    You're welcome, Jenneatte! I'm so glad that this post encouraged you! Thank you so much for your kind words! I really appreciate you!

    Hi, Girl in your own world! Thanks so much for coming by! It's nice to meet you! I think discipline is an area most of us need to work on. I know I need to! I love your desire to write. It's beautiful!

    Thanks, Sherrinda, Lisa and Laura, and Susan!

    I definitely share that desire, Cindy!

    Katie, I think that's something we have to keep asking ourselves so that we don't become complacent. I constantly have to "check" and see where my writing is coming from.

  20. Karen, I think that nonfiction is different as well, that there's a different type of committment required. It's a beautiful one though!

  21. What an adventure! Just to get to dinner! Wow!
    I hate to admit, that sometimes my commitment is slacking. But the good thing is that when my dedication soars, I'm as authentic as I could possibly be. Can't wait for the rest of your story!

  22. You need to be commited because you need to be in it for the long haul, so you better not just like your plot and characters, but love them.

  23. I've found that if I don't believe in my story the commitment to write it isn't there and so I don't. This was a great post and a good reminder in general in life to be committed to what we do always:)

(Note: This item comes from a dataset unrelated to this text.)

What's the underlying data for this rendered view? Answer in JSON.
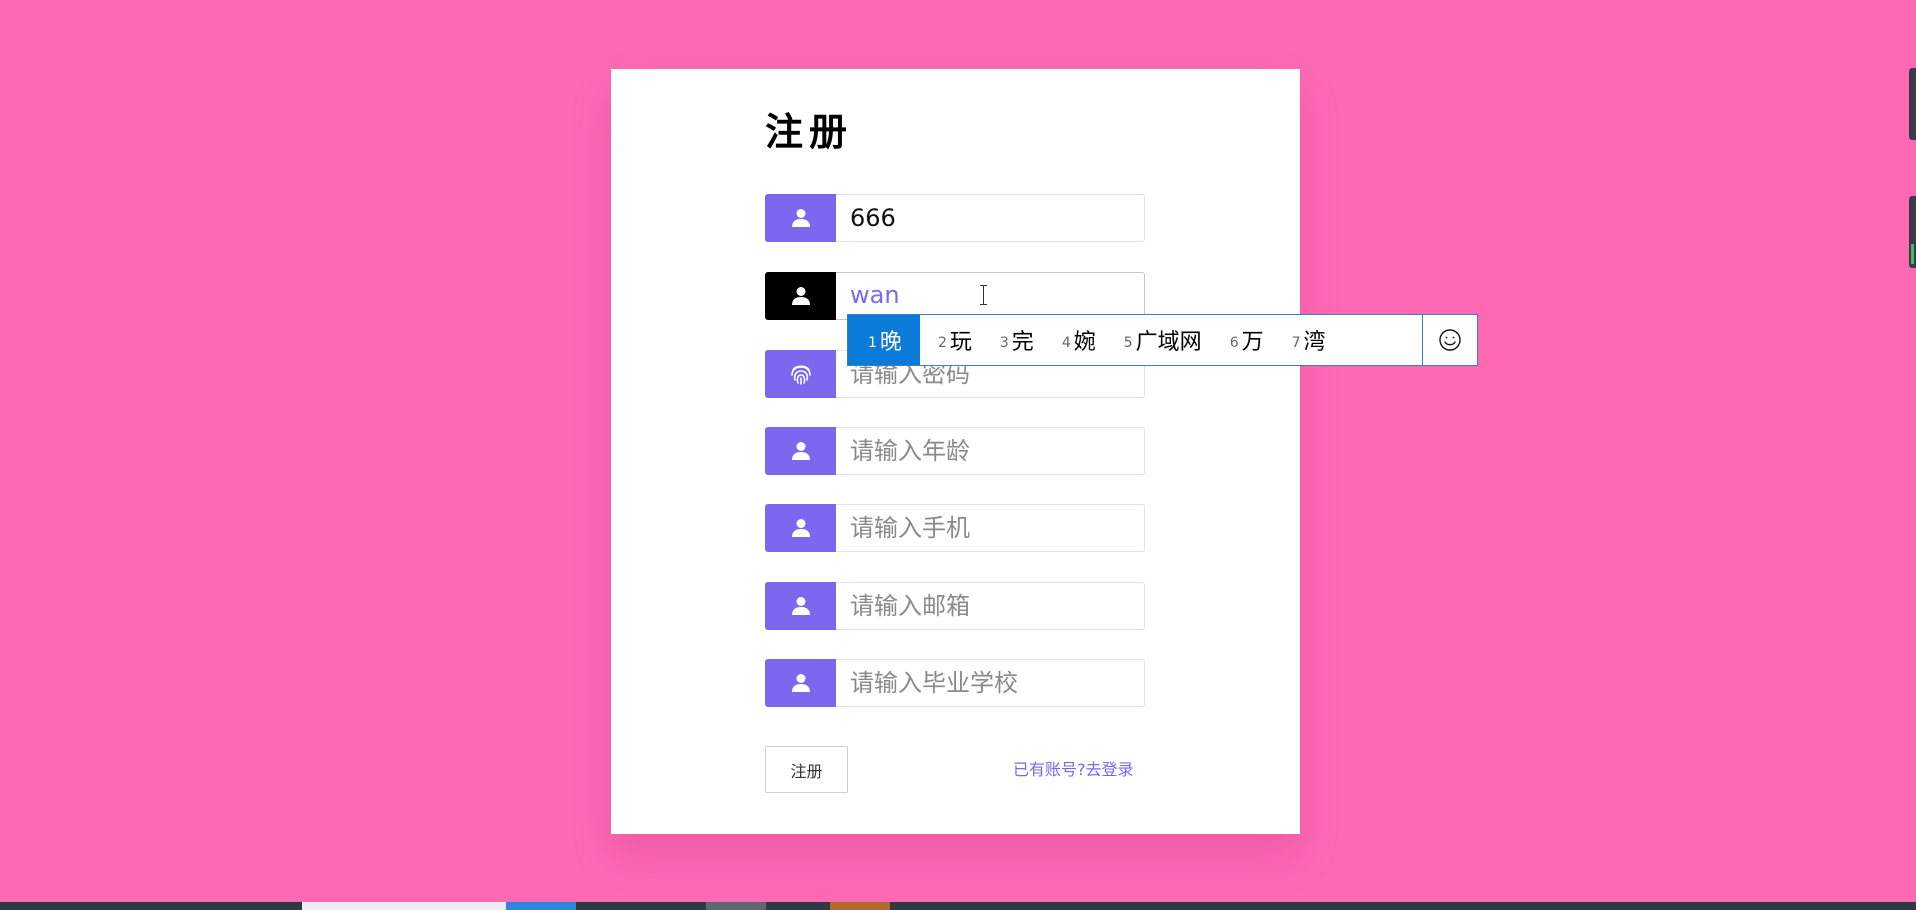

  24. So true, Patti! Sometimes it's hard to love the characters, though. When they do things we don't like, go places we didn't want them to go... it can be difficult to like them. I guess that's where we have decisions to make.

    You're right, Terri! We have to blieve in our stories! It definitely applies to life... the things I believe in the most I'm committed too--friendships, missions, writing. The analogy definitely works!

    Thanks, Ellie! I think we all struggle with committment at times. I know I do. It's important to keep writing even when it's difficult. That's something I need to learn as well!

  25. This post really spoke to me, especially the paragraph about authenticity and being committed to the story. Can't wait for the next part of this story....

  26. Great post. I was on page two of the major best seller "The Help" and I looked over at my husband and said, "This book is going to be a HUGE success." I was right. So authentic.

    I strive to be authentic, and you're right, it feels dangerous.